Distillation of alcohol is relatively straightforward. The key is that more volatile alcohol has a lower boiling point than water, meaning it evaporates faster and separates from other components in solution faster than usual – leading to collection and condensation into liquid form with much higher concentrations of alcohol than previously present in original mix. This process forms the basis of all forms of distillation including beer brewing and whiskey distilling.
Raoult’s law and Dalton’s law both dictate that in an ideal system at constant pressure, Raoult’s and Dalton’s laws dictate that the ratio of liquid-to-vapor composition will remain unchanged – an equilibrium state. Unfortunately, distillation does not work this way in practice: lighter volatile components (like fruity esters) always vaporize before heavier ones, so mixture will never become completely clean.
Distillation alone cannot guarantee ultra-pure products, so additional chemical separation methods must also be utilized. Batch distillation and fractionation are two proven ways of reaching this goal.

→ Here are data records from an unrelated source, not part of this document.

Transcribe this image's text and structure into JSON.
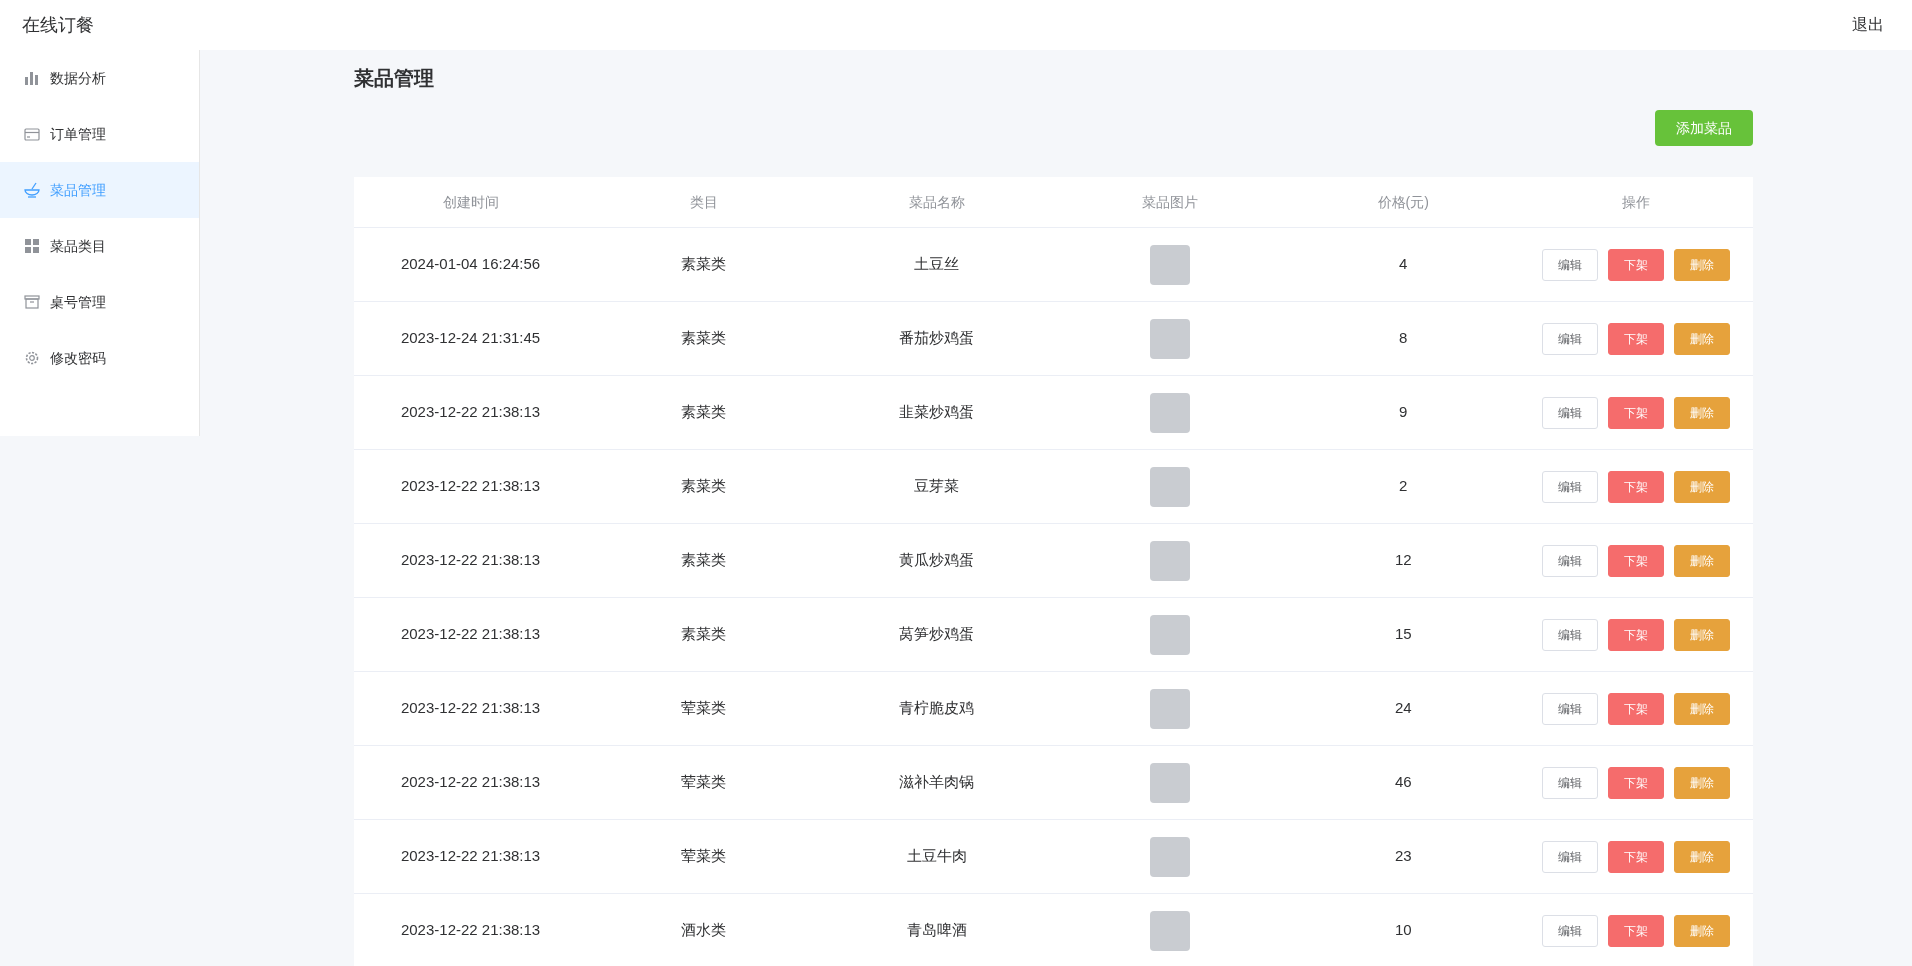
{
  "header": {
    "title": "在线订餐",
    "logout": "退出"
  },
  "sidebar": {
    "items": [
      {
        "label": "数据分析",
        "selected": false
      },
      {
        "label": "订单管理",
        "selected": false
      },
      {
        "label": "菜品管理",
        "selected": true
      },
      {
        "label": "菜品类目",
        "selected": false
      },
      {
        "label": "桌号管理",
        "selected": false
      },
      {
        "label": "修改密码",
        "selected": false
      }
    ]
  },
  "page": {
    "title": "菜品管理",
    "add_button": "添加菜品"
  },
  "table": {
    "columns": [
      "创建时间",
      "类目",
      "菜品名称",
      "菜品图片",
      "价格(元)",
      "操作"
    ],
    "rows": [
      {
        "created": "2024-01-04 16:24:56",
        "category": "素菜类",
        "name": "土豆丝",
        "price": "4",
        "actions": [
          {
            "label": "编辑",
            "kind": "plain"
          },
          {
            "label": "下架",
            "kind": "danger"
          },
          {
            "label": "删除",
            "kind": "warning"
          }
        ]
      },
      {
        "created": "2023-12-24 21:31:45",
        "category": "素菜类",
        "name": "番茄炒鸡蛋",
        "price": "8",
        "actions": [
          {
            "label": "编辑",
            "kind": "plain"
          },
          {
            "label": "下架",
            "kind": "danger"
          },
          {
            "label": "删除",
            "kind": "warning"
          }
        ]
      },
      {
        "created": "2023-12-22 21:38:13",
        "category": "素菜类",
        "name": "韭菜炒鸡蛋",
        "price": "9",
        "actions": [
          {
            "label": "编辑",
            "kind": "plain"
          },
          {
            "label": "下架",
            "kind": "danger"
          },
          {
            "label": "删除",
            "kind": "warning"
          }
        ]
      },
      {
        "created": "2023-12-22 21:38:13",
        "category": "素菜类",
        "name": "豆芽菜",
        "price": "2",
        "actions": [
          {
            "label": "编辑",
            "kind": "plain"
          },
          {
            "label": "下架",
            "kind": "danger"
          },
          {
            "label": "删除",
            "kind": "warning"
          }
        ]
      },
      {
        "created": "2023-12-22 21:38:13",
        "category": "素菜类",
        "name": "黄瓜炒鸡蛋",
        "price": "12",
        "actions": [
          {
            "label": "编辑",
            "kind": "plain"
          },
          {
            "label": "下架",
            "kind": "danger"
          },
          {
            "label": "删除",
            "kind": "warning"
          }
        ]
      },
      {
        "created": "2023-12-22 21:38:13",
        "category": "素菜类",
        "name": "莴笋炒鸡蛋",
        "price": "15",
        "actions": [
          {
            "label": "编辑",
            "kind": "plain"
          },
          {
            "label": "下架",
            "kind": "danger"
          },
          {
            "label": "删除",
            "kind": "warning"
          }
        ]
      },
      {
        "created": "2023-12-22 21:38:13",
        "category": "荤菜类",
        "name": "青柠脆皮鸡",
        "price": "24",
        "actions": [
          {
            "label": "编辑",
            "kind": "plain"
          },
          {
            "label": "下架",
            "kind": "danger"
          },
          {
            "label": "删除",
            "kind": "warning"
          }
        ]
      },
      {
        "created": "2023-12-22 21:38:13",
        "category": "荤菜类",
        "name": "滋补羊肉锅",
        "price": "46",
        "actions": [
          {
            "label": "编辑",
            "kind": "plain"
          },
          {
            "label": "下架",
            "kind": "danger"
          },
          {
            "label": "删除",
            "kind": "warning"
          }
        ]
      },
      {
        "created": "2023-12-22 21:38:13",
        "category": "荤菜类",
        "name": "土豆牛肉",
        "price": "23",
        "actions": [
          {
            "label": "编辑",
            "kind": "plain"
          },
          {
            "label": "下架",
            "kind": "danger"
          },
          {
            "label": "删除",
            "kind": "warning"
          }
        ]
      },
      {
        "created": "2023-12-22 21:38:13",
        "category": "酒水类",
        "name": "青岛啤酒",
        "price": "10",
        "actions": [
          {
            "label": "编辑",
            "kind": "plain"
          },
          {
            "label": "下架",
            "kind": "danger"
          },
          {
            "label": "删除",
            "kind": "warning"
          }
        ]
      }
    ]
  }
}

Distillation takes place in a still, or pot. Fermented mash is transferred into the still and heated to low temperatures until alcohol begins evaporating from its molecules, then collected and condensed back into liquid form with much higher alcohol concentration than was present initially in its mixture.
Step Two entails repeating this sequence to achieve increasingly pure product. In order to do this, a distiller must constantly monitor the ratio of vapor-to-liquid flow in the column, the reflux-to-product flow rate to control discharge temperature and alcohol vapor concentration, and how much heat is being applied to reboiler.